The second way to sell off those meat kids is to take them to a sales barn. Many rural areas have a livestock sales barn and you can consign them there. When I did this I dropped them off and preferred not to remain. They tend not to handle the animals the way we do and I prefer not to see it.
The third option is becoming a member of a meat goat association. These associations help members market their goats. The association I was a member of had a livestock buyer come to a central point and weigh and buy the goats. There was a pool coordinator whom the member would call and commit their kids to the pool. When there were enough committed to fill a truck the sellers met at a location with a scale and the buyer weighed and paid for the kids then and loaded them up and took them to the slaughter house.

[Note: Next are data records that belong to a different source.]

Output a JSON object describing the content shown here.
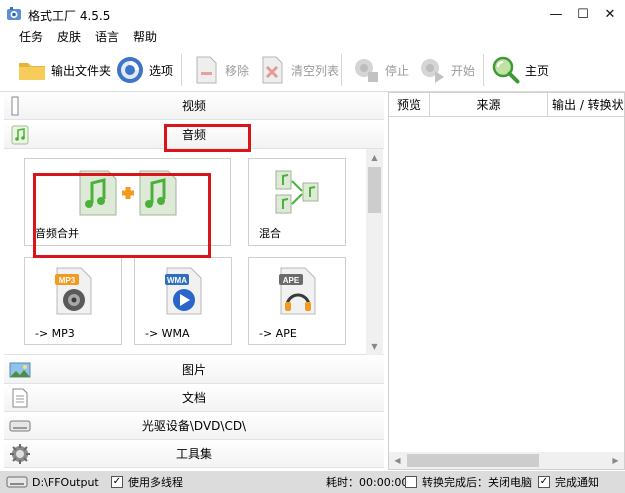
{
  "window": {
    "title": "格式工厂 4.5.5",
    "min": "—",
    "max": "☐",
    "close": "✕"
  },
  "menu": [
    "任务",
    "皮肤",
    "语言",
    "帮助"
  ],
  "toolbar": {
    "output_folder": "输出文件夹",
    "options": "选项",
    "remove": "移除",
    "clear_list": "清空列表",
    "stop": "停止",
    "start": "开始",
    "home": "主页"
  },
  "categories": {
    "video": "视频",
    "audio": "音频",
    "picture": "图片",
    "document": "文档",
    "optical": "光驱设备\\DVD\\CD\\",
    "tools": "工具集"
  },
  "audio_tiles": {
    "merge": "音频合并",
    "mix": "混合",
    "mp3": "-> MP3",
    "wma": "-> WMA",
    "ape": "-> APE",
    "mp3_badge": "MP3",
    "wma_badge": "WMA",
    "ape_badge": "APE"
  },
  "task_list": {
    "col_preview": "预览",
    "col_source": "来源",
    "col_output": "输出 / 转换状态"
  },
  "status": {
    "output_path": "D:\\FFOutput",
    "multithread": "使用多线程",
    "elapsed": "耗时：00:00:00",
    "after_done": "转换完成后：关闭电脑",
    "notify": "完成通知"
  },
  "colors": {
    "highlight": "#d9141a",
    "note_green": "#4bb13a",
    "plus_orange": "#f39a1e"
  }
}
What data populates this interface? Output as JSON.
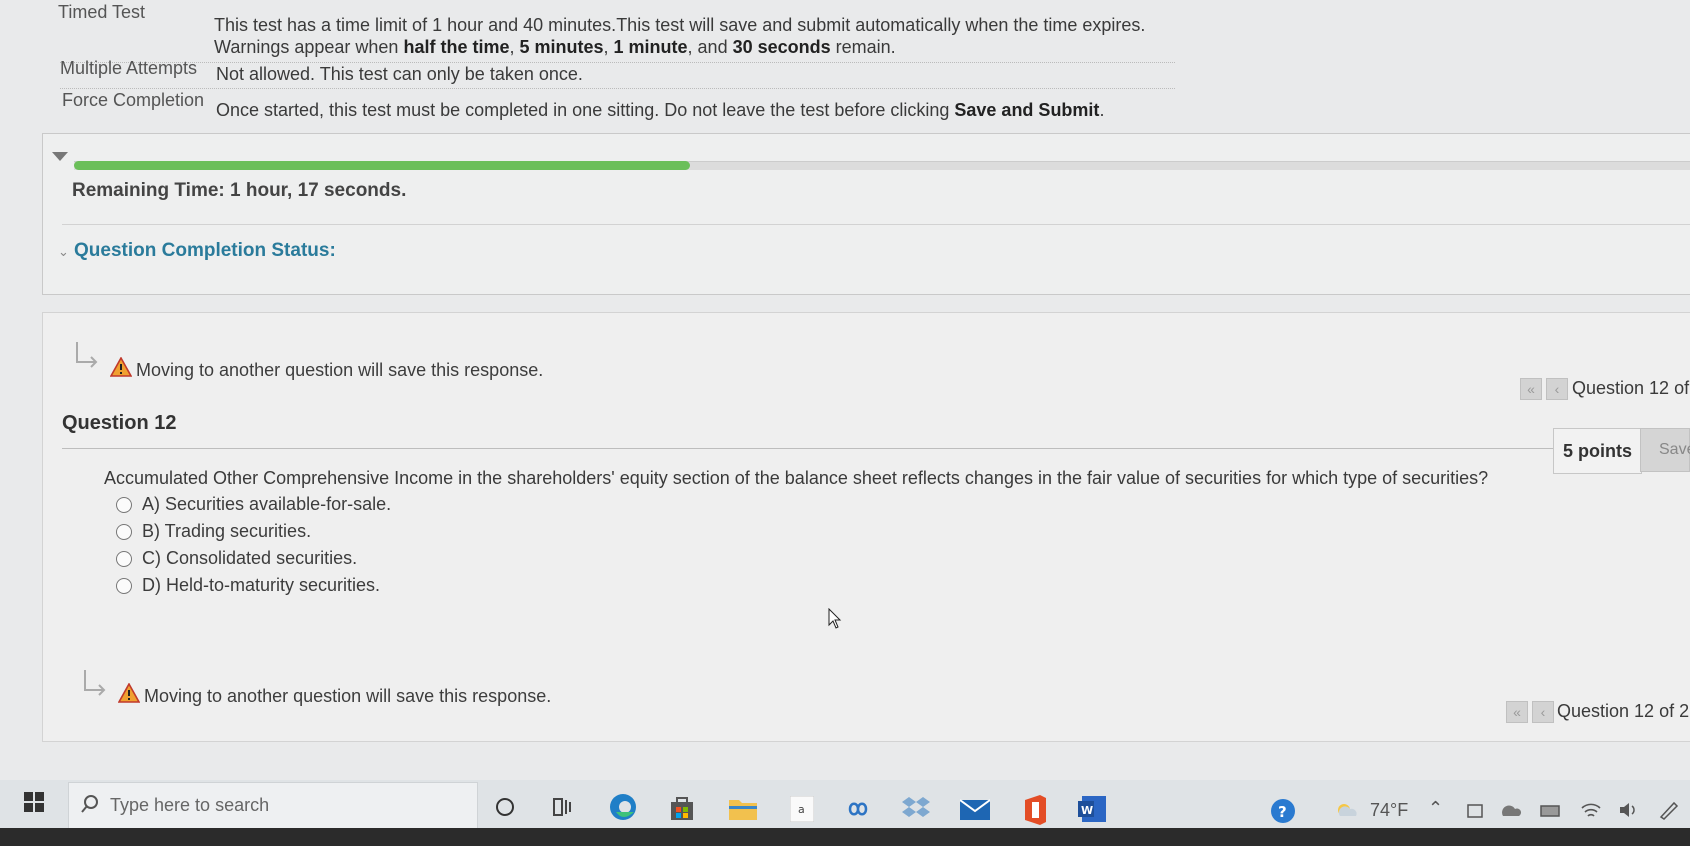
{
  "info": {
    "timed": {
      "label": "Timed Test",
      "line1": "This test has a time limit of 1 hour and 40 minutes.This test will save and submit automatically when the time expires.",
      "line2_prefix": "Warnings appear when ",
      "bold1": "half the time",
      "sep1": ", ",
      "bold2": "5 minutes",
      "sep2": ", ",
      "bold3": "1 minute",
      "sep3": ", and ",
      "bold4": "30 seconds",
      "line2_suffix": " remain."
    },
    "multiple": {
      "label": "Multiple Attempts",
      "text": "Not allowed. This test can only be taken once."
    },
    "force": {
      "label": "Force Completion",
      "text_prefix": "Once started, this test must be completed in one sitting. Do not leave the test before clicking ",
      "bold": "Save and Submit",
      "text_suffix": "."
    }
  },
  "timer": {
    "progress_fraction": 0.38,
    "remaining": "Remaining Time: 1 hour, 17 seconds."
  },
  "completion_status": "Question Completion Status:",
  "warning": "Moving to another question will save this response.",
  "nav": {
    "top_label": "Question 12 of",
    "bottom_label": "Question 12 of 2"
  },
  "question": {
    "title": "Question 12",
    "points": "5 points",
    "save": "Save",
    "text": "Accumulated Other Comprehensive Income in the shareholders' equity section of the balance sheet reflects changes in the fair value of securities for which type of securities?",
    "options": [
      "A) Securities available-for-sale.",
      "B) Trading securities.",
      "C) Consolidated securities.",
      "D) Held-to-maturity securities."
    ]
  },
  "taskbar": {
    "search_placeholder": "Type here to search",
    "weather": "74°F",
    "icons": [
      "windows-start-icon",
      "cortana-icon",
      "task-view-icon",
      "edge-icon",
      "store-icon",
      "file-explorer-icon",
      "amazon-icon",
      "infinity-icon",
      "dropbox-icon",
      "mail-icon",
      "office-icon",
      "word-icon",
      "help-icon"
    ]
  }
}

There are also livestock buyers that have a schedule of coming every few weeks to a public livestock scale and buying livestock. Check with the local feed stores as they might know of one that does this. I take a lot of my kids there as I know I only have to wait a few weeks and I call him to find out what he is paying.
My favorite way of getting rid of my excess kids though is to put them in my freezer. Why not put your great hormone free, antibiotic free, low fat, low cholesterol meat on your own table. If you are a hunter you might want to dispatch the goat yourself and dress it out like you would a deer. The preferred way to dispatch a goat is to use a gun with a 22 long rifle hollow point bullet. The proper way is to place the barrel of the gun right behind the poll or horn area and angle it toward the front of the lower jaw. This will instantly kill the animal. A goat should not be shot through the front of the head as the skull is very hard and dense in that area.
There are several web sites that show how to butcher an animal. One that I find informative is http://www.ozarkjewels.net/homebutchering.htm .
For those of you who, like me, do not hunt or feel that they can’t dispatch one of their own goats here are a few good options. One is a full service butcher who runs a slaughter and will do the kill and cut, wrap, and freeze. All you have to do is drop the goat off the night before or early morning of the butchering and pick up a nice box of frozen goat meat ready to drop in your freezer a few days later. Check with feed stores and custom butchers. In our area it runs about $120 per goat.
The second is to contact a mobile farm butcher. Ours has his ad in the paper several times a week and is booked weeks in advance. A mobile butcher will come to your farm and slaughter the animal there. He will skin and dress the animal and take it to his butchering facility or possibly one you choose in his refrigerated truck. He cleans up and hoses the area down afterwards and leaves almost no trace. My farm kill truck charges $60 per goat for the kill and takes it to any of the several custom butcher shops in the area. The cut and wrap costs about another $60.
How you have your goat cut up is all a matter of preference. I like meat in something, so I generally do not have chops or steaks cut. They tend to be rather small and a bit dry. I will have one or both hind legs done in a boneless rolled roast. I have the loins and tenderloins taken out from the spine and packaged. The ribs I have cut from the spine and packaged. The rest of the meat I have half of it ground and half of it cubed. I have the butcher crack the neck bones and shanks and package them for soup stock.
If I have an older buck slaughtered I have him packaged separately and the packages marked. Some tend to be a bit tougher and a little gamey so I want to know which is which as I use a more tenderizing method of cooking and more seasoning.
As for how to prepare goat, I don’t feel there are any specific goat recipes. I use my favorite recipes for stews and casseroles. I use the loin meat for fajitas or something that I need the most tender cuts for. Braising with its lower temperature, moisture and covering during cooking is the secret to cooking with goat.